Mr A. does not leave my side for a minute. One of the last steps is to line up in order to get my picture taken. It is extremely crowded and hot. I tell Mr A. to relax outside and get a cold drink. After all it is just a two-minute line and I will walk out as soon as my picture gets clicked. What can go wrong in two minutes? He leaves.

Barely a minute has passed since he has gone and someone squeezes my butt. I turn around in order to slap the first person I see standing behind me, only to find 200 people queued behind. There is no one to confront or blame. Whoever had done the deed had quietly slipped away in the crowd.

These are “minor incidents”, says a male friend who I share my ordeal to later in the day. “It could have been worse Shrutika, women have it much worse, and you’re privileged. Don’t make a bigger deal out of it than it is.”

I want to scream. I want to scream and hit him and tell him that I haven’t made a big or small deal out of it at all. I want him to try to understand what it is like being a woman in this country. I want to ask him what he would have done had he been in my place?

Also read: What Not to Say When Women Talk to You About Sexual Harassment

I don’t say any of these things. I merely give up and say my goodbyes. There is no point. There is no point.

If only I had told my friend about the number of my ‘privileged’ female friends who have faced harassment, be it on public transport or within the confines of the four walls of their house. If only I had told him about the friend of mine who was gang raped and did not pursue any legal action because her ‘educated’ family members feared the social stigma or about the friend who was almost about to be raped by her auto driver when he started driving in the direction opposite to the one she had told him to go in.

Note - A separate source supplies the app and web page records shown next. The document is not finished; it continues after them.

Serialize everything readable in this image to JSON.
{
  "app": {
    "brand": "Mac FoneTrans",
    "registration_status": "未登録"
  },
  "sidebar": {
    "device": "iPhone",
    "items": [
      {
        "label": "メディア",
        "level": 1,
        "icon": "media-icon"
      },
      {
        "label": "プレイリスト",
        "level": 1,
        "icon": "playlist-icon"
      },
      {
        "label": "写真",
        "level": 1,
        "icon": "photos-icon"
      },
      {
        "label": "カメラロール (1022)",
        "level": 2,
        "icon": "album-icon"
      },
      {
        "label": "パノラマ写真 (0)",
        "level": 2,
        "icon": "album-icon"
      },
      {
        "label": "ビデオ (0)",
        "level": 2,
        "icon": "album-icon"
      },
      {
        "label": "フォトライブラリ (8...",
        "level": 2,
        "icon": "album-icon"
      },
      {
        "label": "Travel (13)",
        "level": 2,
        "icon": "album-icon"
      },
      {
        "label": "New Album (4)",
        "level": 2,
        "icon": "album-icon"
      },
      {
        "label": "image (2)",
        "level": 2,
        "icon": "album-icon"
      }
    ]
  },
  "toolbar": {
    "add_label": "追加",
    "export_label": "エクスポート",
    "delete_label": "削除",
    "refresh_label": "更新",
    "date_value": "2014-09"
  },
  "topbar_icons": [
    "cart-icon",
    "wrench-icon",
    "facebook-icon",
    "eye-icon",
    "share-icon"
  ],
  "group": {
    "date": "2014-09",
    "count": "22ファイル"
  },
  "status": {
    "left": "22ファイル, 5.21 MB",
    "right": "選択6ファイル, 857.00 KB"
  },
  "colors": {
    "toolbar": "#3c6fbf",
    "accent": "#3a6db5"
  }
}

Unlike me, she screamed the first time itself. He pretended not to hear, she kept screaming and scratching away at his back. It was a life and death moment as she told me later. He stopped the auto after what seemed like forever only to turn back and tell her she was a randi who needed to get out of the auto immediately.

I wanted to tell him about my other friend, another ‘privileged’ female who had been abused as a child at the hands of her uncle. She buried the abuse and never spoke to her family about it. I wanted to tell him all of this but the sinking realisation that none of my words would resonate with him had crept in and I chose not to fight this battle.

He had his ‘privilege’ and he is entitled to it. I guess.

‘Privilege’ in terms of safety is what was afforded to my male friend, not to me or my other female friends or the countless women all over India who suffer abuse – be it mental or physical – most of which goes unreported.

Recently, the an infamous stalking case was being discussed over dinner at a friend’s house. Just a bunch of ‘privileged’ people trying to make sense of the entire incident. Sounds harmless enough right? It was until a to-be lawyer said the following: “It could be a conspiracy, I mean we don’t know the facts. They obviously knew each other from before, and honestly, I have trouble believing her version on face value. I mean look at her. Had she been good looking it would have made sense but she’s ugly man.”

The last line keeps playing my mind over and over and over again. I still do not say anything. I know privilege only operates out of silence but I do not care anymore. Everyday it is a new tale, another day another rape case, and these are just the ones reported.

The prime minister of our country follows men on Twitter who openly give out rape threats. Why should he unfollow them? Other politicians talk about raping dead women. Leading film stars compare their physical agony while shooting a fight sequence in a film to the agony of that of a rape victim. Who should one fight against? How do these things change? I don’t have answers. I don’t even have questions either.

All I have with me now is a lot of deep-rooted anger at the entire system and the world. And a pepper spray in my bag at all times.

Shrutika Shridhar is a 26-year-old lawyer practicing in New Delhi.

Featured image credit: Marin Barisic/Unsplash